Barnett has been making an impression on Central Texas leaders since he came to Austin and Ascension Seton in 1993.
Today, the 66-year-old Barnett still looks and moves like an athlete with his slim 6-foot-3-inch frame. His office is filled with family photos and memorabilia; his desk surrounded by shelves of books on business, science and history.
Barnett hadn’t intended to work in health care – he was focused on becoming a history professor – until his life-changing epiphany.
In 1972, Barnett was close to completing his master’s degree in history at the University of Cincinnati when he awoke one night with chest pains. He went to a nearby emergency room and the doctors determined he had a collapsed lung.
After eight days in the hospital, the then-25-year-old graduate student got a bill that was more than 10 times his monthly salary. When the hospital called his mother to ask about payment, an embarrassed and ashamed Barnett offered to work off his debt at the hospital.
The hospital had a training program for operating room technicians, which Barnett took on to pay down his debt.
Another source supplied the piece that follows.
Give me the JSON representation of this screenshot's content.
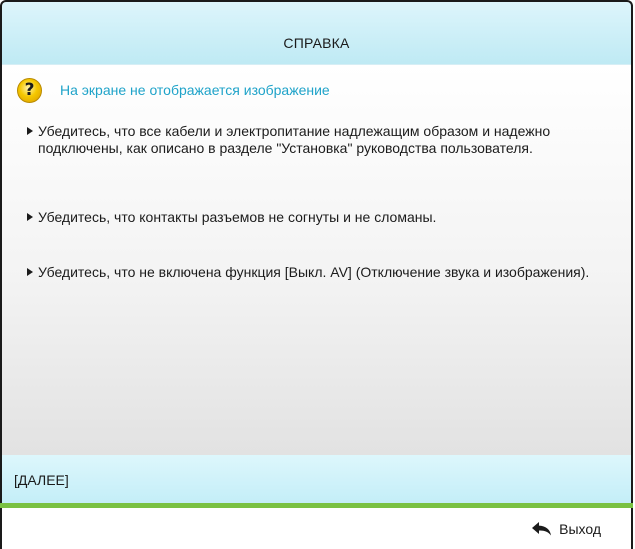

But Barnett discovered that hospitals were places where science, business and humanity intersected.
He eventually earned a second master’s degree, this time in health care administration from Ohio-based Xavier University – and landed a job as a junior administrator at a hospital chain in Detroit.
“Nobody wanted data processing at that time, so I got it. And that’s how I learned about IT,” Barnett said. He also began managing some other departments not considered glamorous, such as pharmacy and admitting, all of which gave him a cross-sectional understanding of hospital operations.
Barnett worked his way up in hospital administration and eventually became COO of the Inova Health System and Fairfax Hospital before being recruited to Ascension Seton in Austin in 1993.
“I think I’m a very good judge of people,” said Barnett, who says he is always looking for people with the intellectual abilities and aligned values to work on his team. “Does a person have the capabilities and the capacity for the job? Can they connect the dots? Can they see patterns? Do they have a value set that is consistent with the mission of this organization – and will they come to work every day and act out that value set? Do they have integrity? That’s what I look for.”
Barnett is noted for asking a lot of questions as well as referencing literature. As head of Ascension Seton, he once ran a book club and made his staff read three key books.
One book was about the Battle of Agincourt, during which a small English army used simple bows and arrows to defeat a larger and heavily armored French force, which he said demonstrates the power of unadorned ideas.
Another was “The Lost City of Z” by David Grann, which details the adventures of explorers traveling the Amazon River in the early 1900s. “I wanted our team to understand the journey of exploration,” Barnett said.
The third book was “The Copernican Revolution,” which highlights Nicolaus Copernicus, a German mathematician and astronomer in the 1500s who expressed the idea that the sun was actually the center of the universe. Kuhn’s book drew connections between that science and how those new ideas were understood by society.
“It’s a mental model change,” said Barnett, who equates the idea of a sun-centered universe with a patient-centered health care system.
Barnett is drawn to books about people who push forward new ideas, said former colleague Hayes.
“There’s a secret at Ascension Seton that if you can find out what book he’s reading you’ll be a half step ahead of him, at least for a little while,” Hayes said. “He’s always challenging people to think larger and to push out more.”
Barnett said he often asks staff members to describe the problem in their own terms, which helps him understand their context and begin to understand the scope of the issue.
“It helps you understand if the problem makes sense,” Barnett said. “I want to know as much as I can about the landscape and the timeframe…. To manage, you’ve got to have a clear sense of what’s going on.”